- Work to complete
What lines of the data below hold the string "description"? Copy each one.

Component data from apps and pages
=======

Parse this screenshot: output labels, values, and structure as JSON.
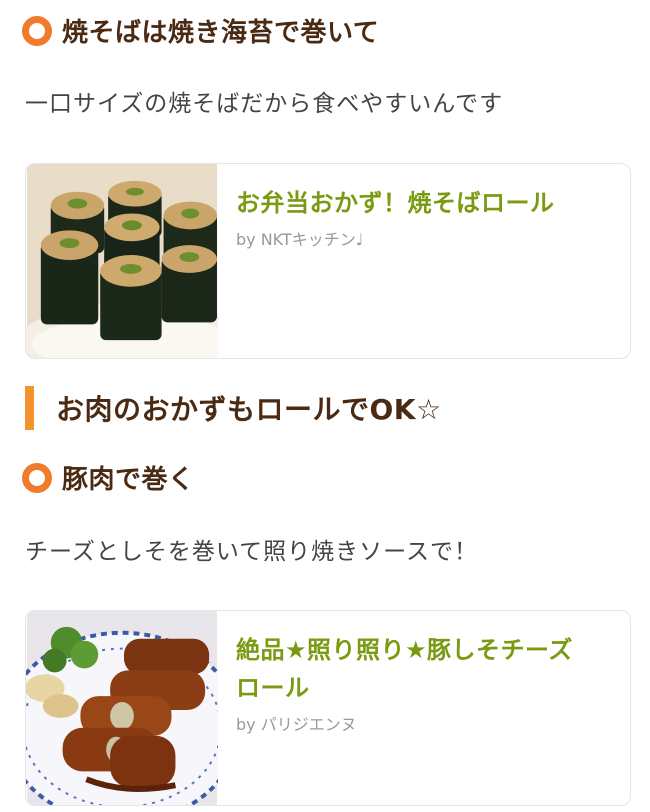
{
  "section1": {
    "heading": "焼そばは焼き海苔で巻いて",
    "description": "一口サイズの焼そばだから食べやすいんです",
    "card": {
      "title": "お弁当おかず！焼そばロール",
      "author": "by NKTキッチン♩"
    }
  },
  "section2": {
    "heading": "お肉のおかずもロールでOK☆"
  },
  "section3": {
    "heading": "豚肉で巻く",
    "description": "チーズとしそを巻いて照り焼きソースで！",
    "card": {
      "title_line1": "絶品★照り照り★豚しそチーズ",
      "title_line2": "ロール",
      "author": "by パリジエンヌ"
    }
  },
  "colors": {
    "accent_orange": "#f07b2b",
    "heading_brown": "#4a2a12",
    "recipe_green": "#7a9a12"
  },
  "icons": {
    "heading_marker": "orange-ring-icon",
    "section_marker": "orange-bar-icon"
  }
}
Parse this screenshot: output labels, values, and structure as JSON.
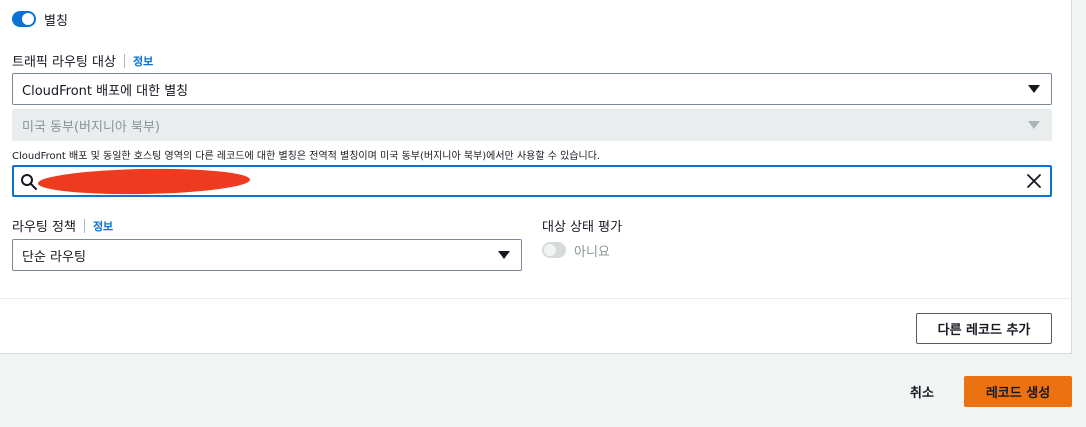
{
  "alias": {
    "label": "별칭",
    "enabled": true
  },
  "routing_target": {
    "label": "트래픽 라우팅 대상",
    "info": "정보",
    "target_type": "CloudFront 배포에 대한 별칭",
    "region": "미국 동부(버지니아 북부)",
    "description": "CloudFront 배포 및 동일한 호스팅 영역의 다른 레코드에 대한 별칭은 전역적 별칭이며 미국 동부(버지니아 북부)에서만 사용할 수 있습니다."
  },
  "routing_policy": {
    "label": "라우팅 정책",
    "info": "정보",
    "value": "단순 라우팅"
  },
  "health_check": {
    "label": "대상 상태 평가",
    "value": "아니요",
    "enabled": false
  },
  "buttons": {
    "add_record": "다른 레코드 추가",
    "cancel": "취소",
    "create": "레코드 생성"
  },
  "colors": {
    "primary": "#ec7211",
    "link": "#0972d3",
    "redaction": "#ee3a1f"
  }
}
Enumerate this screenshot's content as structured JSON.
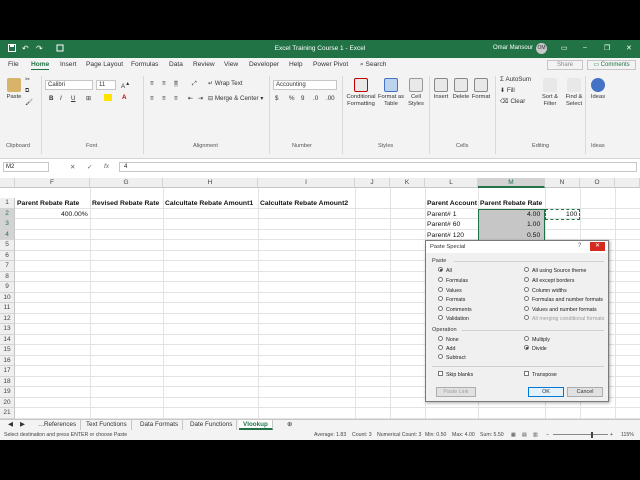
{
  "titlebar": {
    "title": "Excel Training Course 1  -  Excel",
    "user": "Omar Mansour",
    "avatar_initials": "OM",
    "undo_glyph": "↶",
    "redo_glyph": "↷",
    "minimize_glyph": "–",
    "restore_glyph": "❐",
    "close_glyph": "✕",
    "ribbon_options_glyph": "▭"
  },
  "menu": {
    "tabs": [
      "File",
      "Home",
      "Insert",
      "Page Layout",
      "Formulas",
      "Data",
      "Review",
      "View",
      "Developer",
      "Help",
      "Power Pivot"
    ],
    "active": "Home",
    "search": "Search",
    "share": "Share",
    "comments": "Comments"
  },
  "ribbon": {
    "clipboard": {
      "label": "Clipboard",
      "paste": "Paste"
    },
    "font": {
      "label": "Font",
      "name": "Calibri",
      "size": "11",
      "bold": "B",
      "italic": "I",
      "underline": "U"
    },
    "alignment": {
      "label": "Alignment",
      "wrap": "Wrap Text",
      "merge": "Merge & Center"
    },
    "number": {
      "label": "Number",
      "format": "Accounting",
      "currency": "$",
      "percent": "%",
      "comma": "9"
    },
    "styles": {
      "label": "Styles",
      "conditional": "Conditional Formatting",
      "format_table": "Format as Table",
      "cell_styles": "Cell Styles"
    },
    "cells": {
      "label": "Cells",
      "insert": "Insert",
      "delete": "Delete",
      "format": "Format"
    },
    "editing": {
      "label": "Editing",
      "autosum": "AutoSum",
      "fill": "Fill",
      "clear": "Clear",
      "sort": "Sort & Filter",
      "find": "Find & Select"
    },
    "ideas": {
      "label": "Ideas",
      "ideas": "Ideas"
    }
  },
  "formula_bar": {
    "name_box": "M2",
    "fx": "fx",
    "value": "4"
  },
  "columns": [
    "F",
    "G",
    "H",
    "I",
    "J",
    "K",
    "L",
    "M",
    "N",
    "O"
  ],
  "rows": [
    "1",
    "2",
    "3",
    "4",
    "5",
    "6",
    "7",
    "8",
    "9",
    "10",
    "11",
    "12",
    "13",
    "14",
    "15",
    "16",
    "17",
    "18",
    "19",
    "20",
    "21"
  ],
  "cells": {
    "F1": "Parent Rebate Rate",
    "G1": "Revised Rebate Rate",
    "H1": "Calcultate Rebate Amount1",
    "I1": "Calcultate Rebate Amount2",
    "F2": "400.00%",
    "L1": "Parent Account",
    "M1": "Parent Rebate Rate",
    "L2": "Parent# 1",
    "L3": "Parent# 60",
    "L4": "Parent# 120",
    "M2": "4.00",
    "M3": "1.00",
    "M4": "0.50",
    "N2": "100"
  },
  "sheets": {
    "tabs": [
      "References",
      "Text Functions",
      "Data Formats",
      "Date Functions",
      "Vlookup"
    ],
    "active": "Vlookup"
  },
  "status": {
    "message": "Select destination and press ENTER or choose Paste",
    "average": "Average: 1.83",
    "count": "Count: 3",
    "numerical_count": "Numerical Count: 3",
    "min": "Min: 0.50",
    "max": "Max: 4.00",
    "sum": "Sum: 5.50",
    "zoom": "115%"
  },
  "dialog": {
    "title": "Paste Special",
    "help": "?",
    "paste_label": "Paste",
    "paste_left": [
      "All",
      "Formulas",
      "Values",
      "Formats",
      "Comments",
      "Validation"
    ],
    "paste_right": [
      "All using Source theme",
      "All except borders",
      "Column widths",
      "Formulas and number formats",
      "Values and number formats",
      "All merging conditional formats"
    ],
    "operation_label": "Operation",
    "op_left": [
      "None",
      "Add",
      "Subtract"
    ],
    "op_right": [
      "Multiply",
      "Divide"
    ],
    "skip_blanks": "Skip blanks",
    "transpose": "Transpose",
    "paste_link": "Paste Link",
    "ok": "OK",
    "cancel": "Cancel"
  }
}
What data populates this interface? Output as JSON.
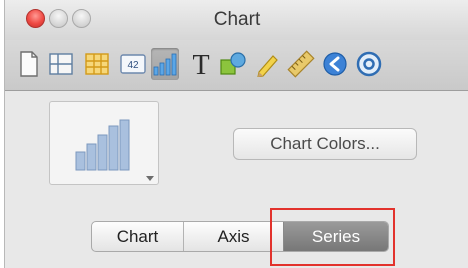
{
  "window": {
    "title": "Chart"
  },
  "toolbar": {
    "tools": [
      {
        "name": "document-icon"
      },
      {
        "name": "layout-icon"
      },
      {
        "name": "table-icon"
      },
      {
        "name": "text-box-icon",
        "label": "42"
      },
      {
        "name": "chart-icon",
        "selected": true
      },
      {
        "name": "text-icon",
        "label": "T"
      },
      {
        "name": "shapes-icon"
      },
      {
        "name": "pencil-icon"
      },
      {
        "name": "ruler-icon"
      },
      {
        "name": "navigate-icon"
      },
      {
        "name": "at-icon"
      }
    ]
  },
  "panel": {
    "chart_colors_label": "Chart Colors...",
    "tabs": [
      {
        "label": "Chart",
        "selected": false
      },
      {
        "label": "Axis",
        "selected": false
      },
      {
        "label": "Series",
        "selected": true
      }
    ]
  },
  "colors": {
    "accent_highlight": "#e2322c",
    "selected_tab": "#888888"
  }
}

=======

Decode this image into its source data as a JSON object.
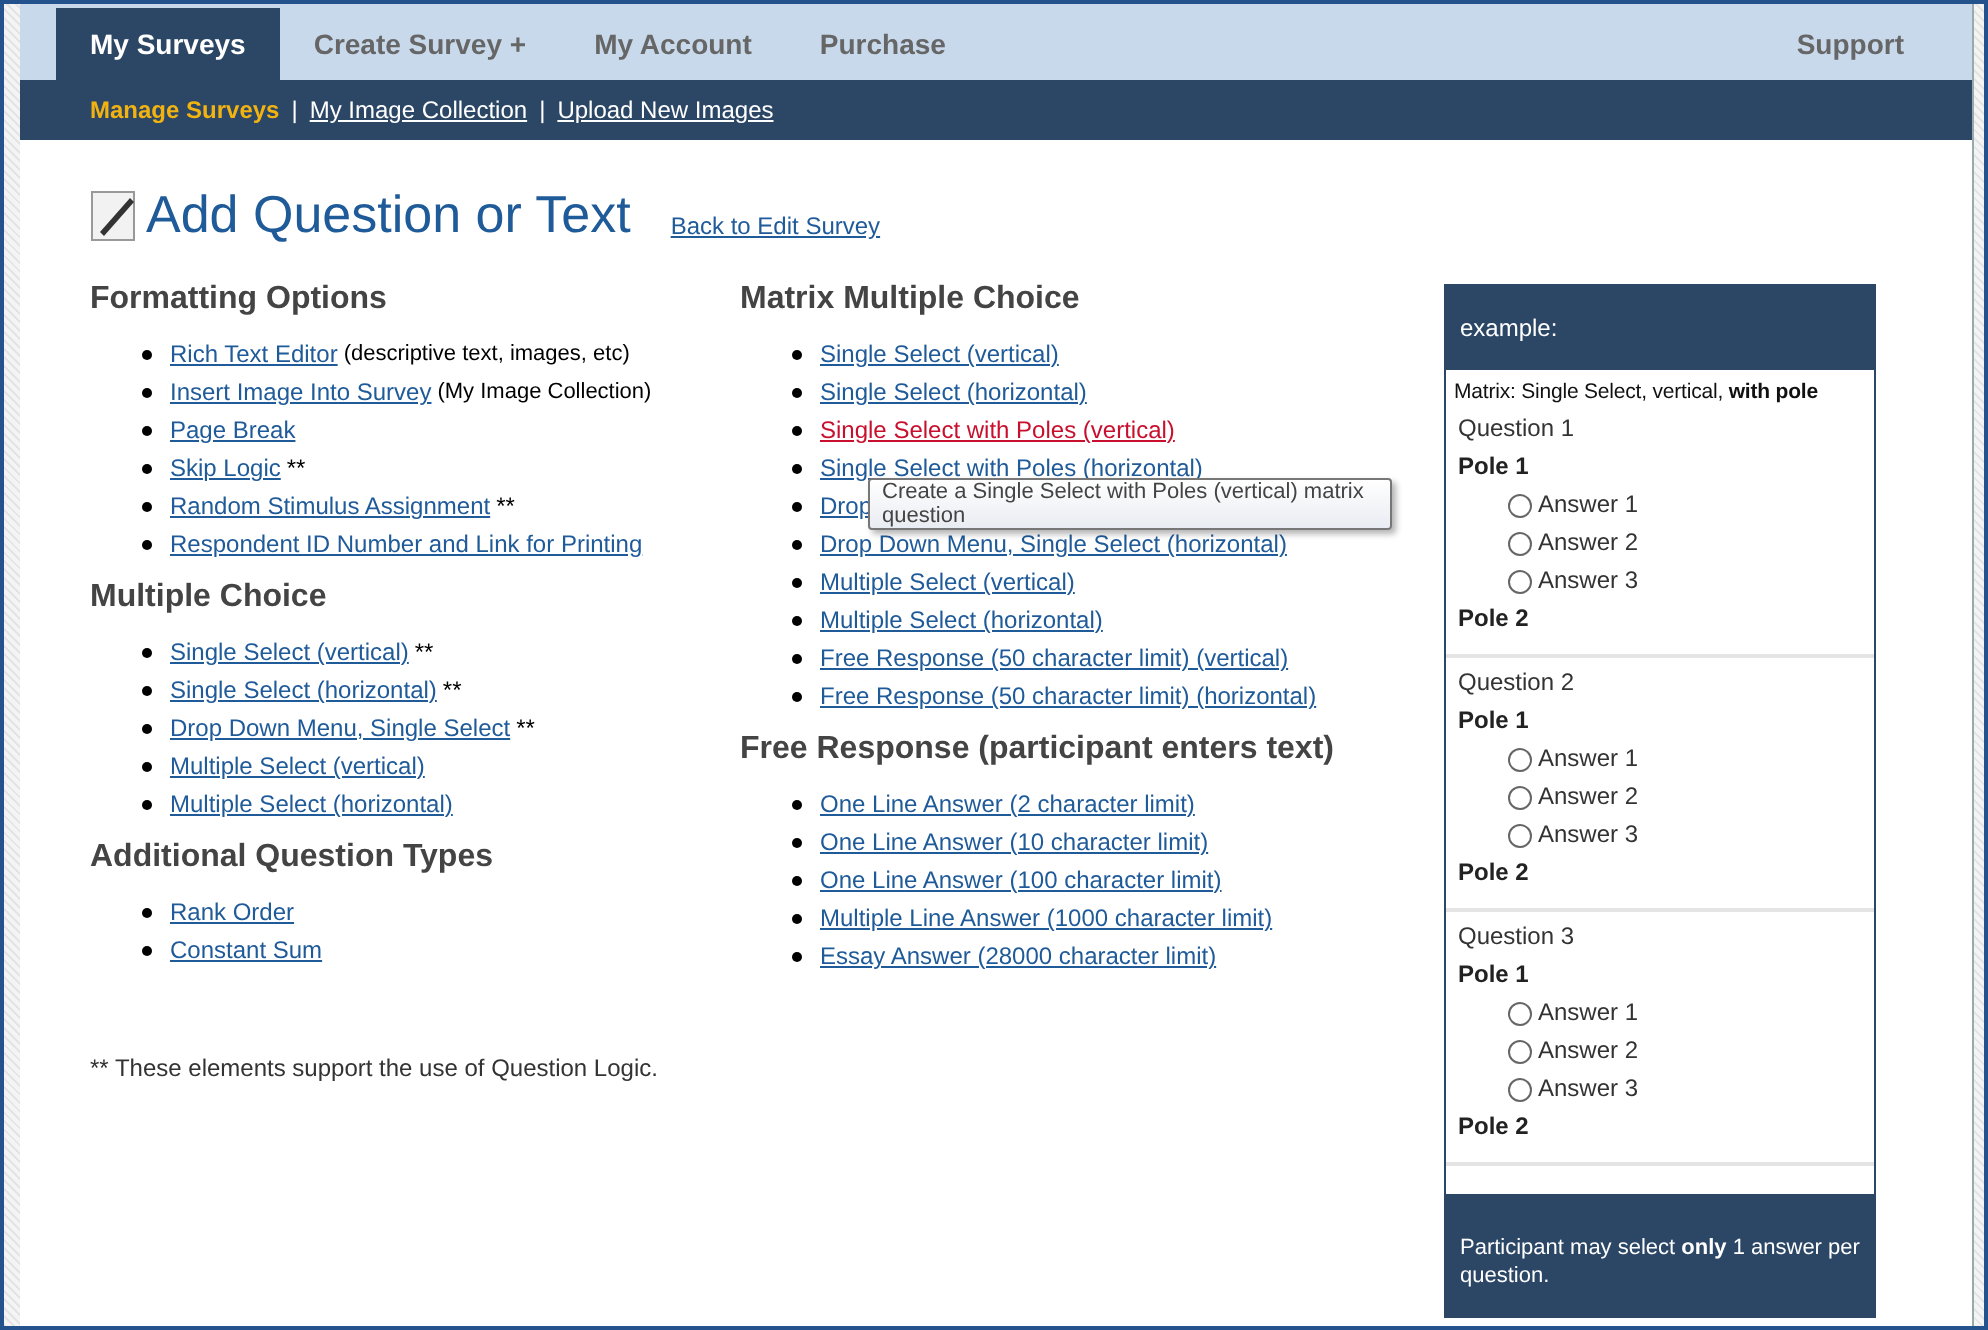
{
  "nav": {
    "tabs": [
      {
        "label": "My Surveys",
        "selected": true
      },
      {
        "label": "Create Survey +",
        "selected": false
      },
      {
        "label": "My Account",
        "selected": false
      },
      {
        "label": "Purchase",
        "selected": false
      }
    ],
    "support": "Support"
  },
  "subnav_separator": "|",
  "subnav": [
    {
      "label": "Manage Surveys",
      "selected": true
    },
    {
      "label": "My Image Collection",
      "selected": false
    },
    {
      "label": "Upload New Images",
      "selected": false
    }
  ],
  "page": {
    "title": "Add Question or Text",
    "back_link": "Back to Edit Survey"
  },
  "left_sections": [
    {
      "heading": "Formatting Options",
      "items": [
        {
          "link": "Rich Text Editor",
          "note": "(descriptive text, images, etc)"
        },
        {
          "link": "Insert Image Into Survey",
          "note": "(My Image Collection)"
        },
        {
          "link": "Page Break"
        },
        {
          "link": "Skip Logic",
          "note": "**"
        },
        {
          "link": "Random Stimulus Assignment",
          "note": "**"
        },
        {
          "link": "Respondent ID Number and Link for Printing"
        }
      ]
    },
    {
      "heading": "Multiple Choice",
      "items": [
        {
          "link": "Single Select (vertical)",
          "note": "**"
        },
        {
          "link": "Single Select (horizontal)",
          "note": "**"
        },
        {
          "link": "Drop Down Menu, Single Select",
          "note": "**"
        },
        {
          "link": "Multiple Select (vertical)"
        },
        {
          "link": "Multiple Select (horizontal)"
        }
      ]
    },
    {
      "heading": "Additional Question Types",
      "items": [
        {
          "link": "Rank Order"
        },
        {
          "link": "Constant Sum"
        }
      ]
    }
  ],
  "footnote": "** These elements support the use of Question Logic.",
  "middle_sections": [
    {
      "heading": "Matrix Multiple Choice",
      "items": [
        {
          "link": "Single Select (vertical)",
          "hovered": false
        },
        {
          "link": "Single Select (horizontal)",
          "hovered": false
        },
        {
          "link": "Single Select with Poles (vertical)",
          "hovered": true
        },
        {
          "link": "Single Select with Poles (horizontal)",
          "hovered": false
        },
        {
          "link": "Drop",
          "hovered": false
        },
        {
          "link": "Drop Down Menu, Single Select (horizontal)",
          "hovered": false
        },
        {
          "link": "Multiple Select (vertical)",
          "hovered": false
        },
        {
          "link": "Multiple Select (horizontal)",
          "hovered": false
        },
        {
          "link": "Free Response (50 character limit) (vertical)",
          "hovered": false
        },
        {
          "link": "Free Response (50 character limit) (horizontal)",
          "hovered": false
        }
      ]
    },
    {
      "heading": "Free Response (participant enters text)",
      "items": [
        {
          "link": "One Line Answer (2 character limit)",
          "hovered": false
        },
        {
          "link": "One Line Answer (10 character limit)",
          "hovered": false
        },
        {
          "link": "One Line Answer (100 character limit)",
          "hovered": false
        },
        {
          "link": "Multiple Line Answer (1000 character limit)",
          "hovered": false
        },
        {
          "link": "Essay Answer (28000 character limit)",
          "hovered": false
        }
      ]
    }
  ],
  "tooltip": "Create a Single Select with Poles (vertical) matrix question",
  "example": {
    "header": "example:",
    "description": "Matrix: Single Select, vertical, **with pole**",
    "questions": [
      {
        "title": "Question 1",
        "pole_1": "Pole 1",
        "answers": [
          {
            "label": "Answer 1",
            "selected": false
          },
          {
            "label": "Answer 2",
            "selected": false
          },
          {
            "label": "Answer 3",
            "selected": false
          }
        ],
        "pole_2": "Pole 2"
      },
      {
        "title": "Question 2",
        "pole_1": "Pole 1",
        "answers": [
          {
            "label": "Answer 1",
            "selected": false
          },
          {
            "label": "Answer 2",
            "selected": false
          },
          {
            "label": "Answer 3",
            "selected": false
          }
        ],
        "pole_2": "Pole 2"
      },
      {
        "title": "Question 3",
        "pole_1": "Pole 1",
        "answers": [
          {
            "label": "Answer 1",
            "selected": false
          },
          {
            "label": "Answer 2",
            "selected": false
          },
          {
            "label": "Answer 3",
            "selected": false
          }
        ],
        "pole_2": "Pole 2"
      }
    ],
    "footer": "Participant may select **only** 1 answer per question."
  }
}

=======

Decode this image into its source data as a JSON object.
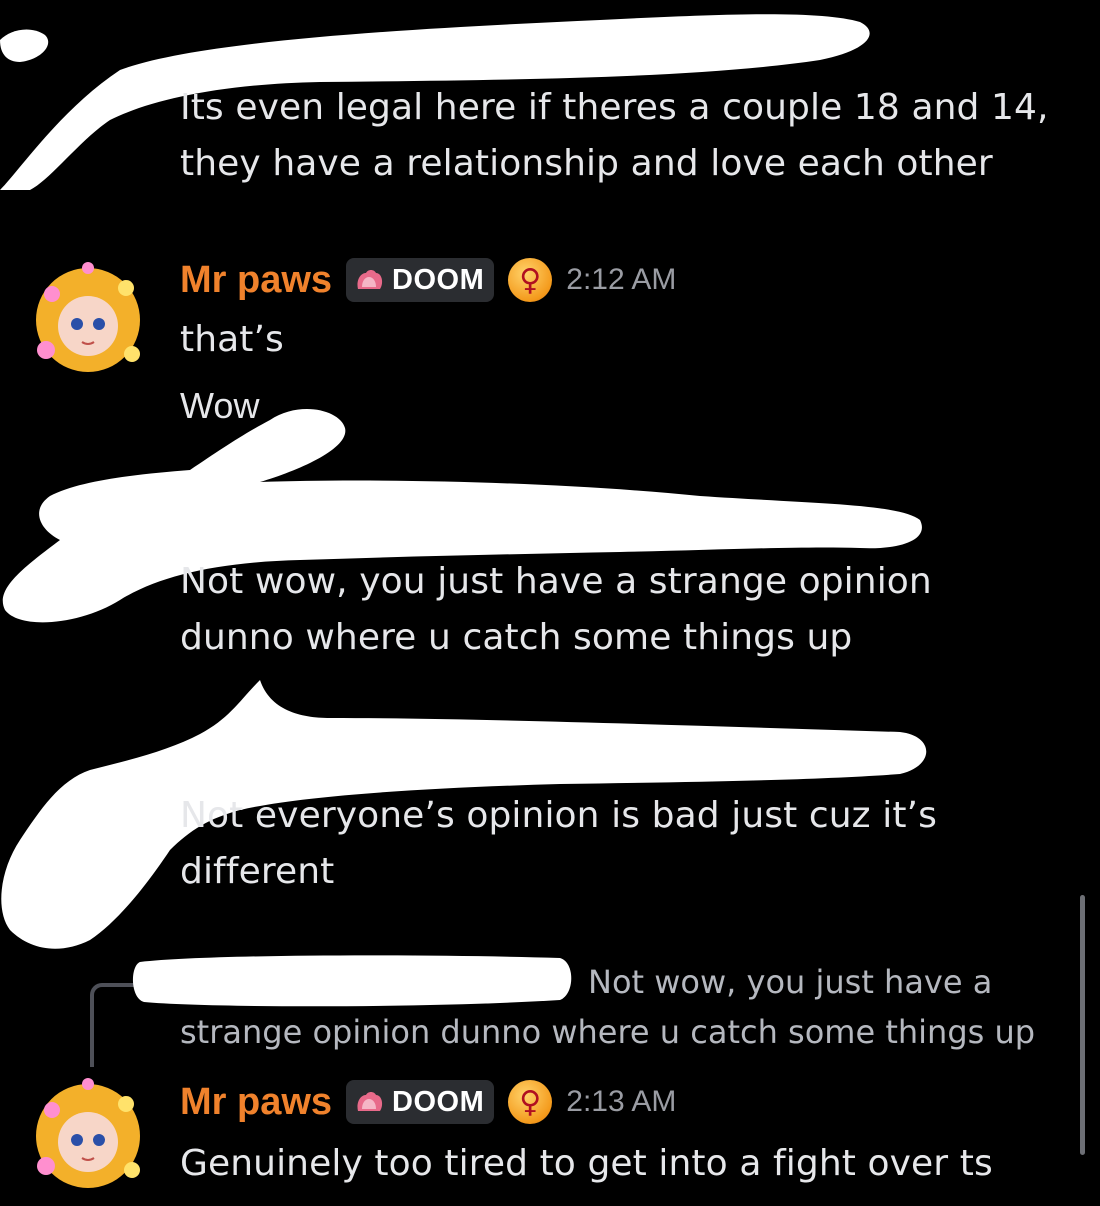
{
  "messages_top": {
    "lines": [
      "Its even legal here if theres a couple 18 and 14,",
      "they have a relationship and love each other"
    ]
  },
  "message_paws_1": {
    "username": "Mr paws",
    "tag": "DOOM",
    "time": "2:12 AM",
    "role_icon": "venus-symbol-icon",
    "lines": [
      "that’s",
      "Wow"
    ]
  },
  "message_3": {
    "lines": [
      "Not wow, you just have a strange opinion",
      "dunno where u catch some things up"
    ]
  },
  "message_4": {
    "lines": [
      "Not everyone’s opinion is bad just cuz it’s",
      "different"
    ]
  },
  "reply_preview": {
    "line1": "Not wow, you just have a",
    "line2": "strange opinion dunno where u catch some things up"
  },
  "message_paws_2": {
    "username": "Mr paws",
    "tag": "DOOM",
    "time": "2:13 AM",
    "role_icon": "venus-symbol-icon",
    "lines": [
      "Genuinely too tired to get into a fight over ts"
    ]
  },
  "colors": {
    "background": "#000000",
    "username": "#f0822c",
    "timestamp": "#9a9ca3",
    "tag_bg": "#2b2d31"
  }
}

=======

- Answer
    "description": "一口サイズの焼そばだから食べやすいんです",
    "description": "チーズとしそを巻いて照り焼きソースで！",
    "description": "CloudFront 배포 및 동일한 호스팅 영역의 다른 레코드에 대한 별칭은 전역적 별칭이며 미국 동부(버지니아 북부)에서만 사용할 수 있습니다."
    "description": "Matrix: Single Select, vertical, **with pole**",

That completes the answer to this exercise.